The city could invite cultural institutions to curate exhibits and shows in Times Square. This spring, the city government in San Francisco opened up Market Street to a three-day festival curated by the Yerba Buena Center for the Arts. Installations designed by local people invited passers-by to interact with them and participate in the street life. Some exhibits will become permanent features of the downtown area.
Another imaginative example of how city space can be transformed is the “Paris Plages” project in France. Promenades along the Seine are turned into beaches with tons of sand and palm trees — the scene complete with deck chairs, umbrellas and ice cream vendors. The city even sponsors sand castle-building classes for children.
Public spaces like Times Square are the great equalizer in cities: Improvements in the public realm benefit everyone. The city should view the challenge of Times Square’s pedestrian plaza not as a reason for retreat, but as a call to create a diverse, dense, intense experience of public life that we can all enjoy.

Wednesday, September 30, 2015

Long Key Bridge

Originally published on this page on May 9th 2009 - so long ago!- I thought it might be time to air it once more in honor of one of my favorite bridges on the Overseas Highway. I hope you enjoy it as much as I did when I looked back over the pictures from that far off day

Long Key Channel

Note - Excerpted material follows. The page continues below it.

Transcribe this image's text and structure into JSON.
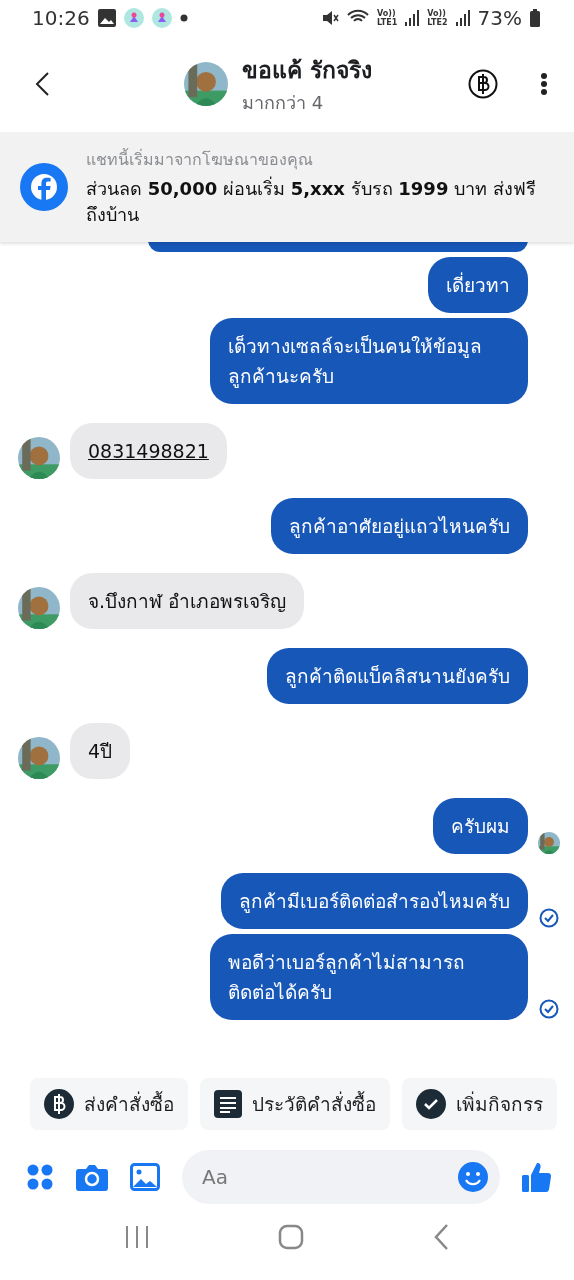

Everyone knows about the Seven Mile Bridge in the Keys, but the lesser noted Long Key Bridge is a very useful piece of open road in the Middle Keys.It's proper name is the Dante Fascell Bridge, named for an industrious Dade County member of the US Congress, whose photo I append here from their roll:He was born in New York and went to law school in Miami and served in Congress for decades, more precisely from 1954 to 1993, and he died in 1998. Perhaps his crowning achievement was the creation of the Biscayne National Park in 1968 (and which itself deserves an essay). Spend any time in South Florida;s open spaces and Dante Fascell's name will pop up. He also has a research boat with the marine sanctuary named after him. This is the view north from the bridge looking at Long Key:I am fond of the Long Key Bridge because it is extremely handy for passing slow pokes, as it is about two and a half miles long and the yellow line is dotted all the way. The only thing to be careful of is the hump at the southern end that can mess with your sight lines. The beauty of Keys bridges is that visitors like to slow down to admire the water which makes it easy to zip past them.That isn't the only reason to enjoy the bridge, it does have some pretty views, including this section of the Gulf side of Long Key which reminds me of the Bay Islands of HondurasI got these three pictures by way of comparison from the excellent site
The new bridge which was built as part of the Overseas Highway modernisation in 1982, runs parallel to Flagler's original bridge built as part of the original 1912 railroad connection to Key West.
Nowadays the Flagler bridge is a most excellent walking, jogging, biking and fishing pier:
And if by chance you are in the area and attempting to kill fish please put your discarded monofilament fishing line in here:
To prevent critters like this from tangling themselves in it:Fishing was on the mind of this man who scrambled down under the main bridge to try his hand, not successfully apparently because later I saw him walking back to his vehicle, an 18-wheeler! Quite the enterprising trucker, I thought.Fishing isn't the only sport. A period of sustained southeast winds has raked the Keys with gusts to thirty miles per hour and this couple figured their own entertainment in the conditions:I was on a mission with no time for frivolities, so I had to saddle up and get going:Taking a ride up the Keys on my day off was the name of the game.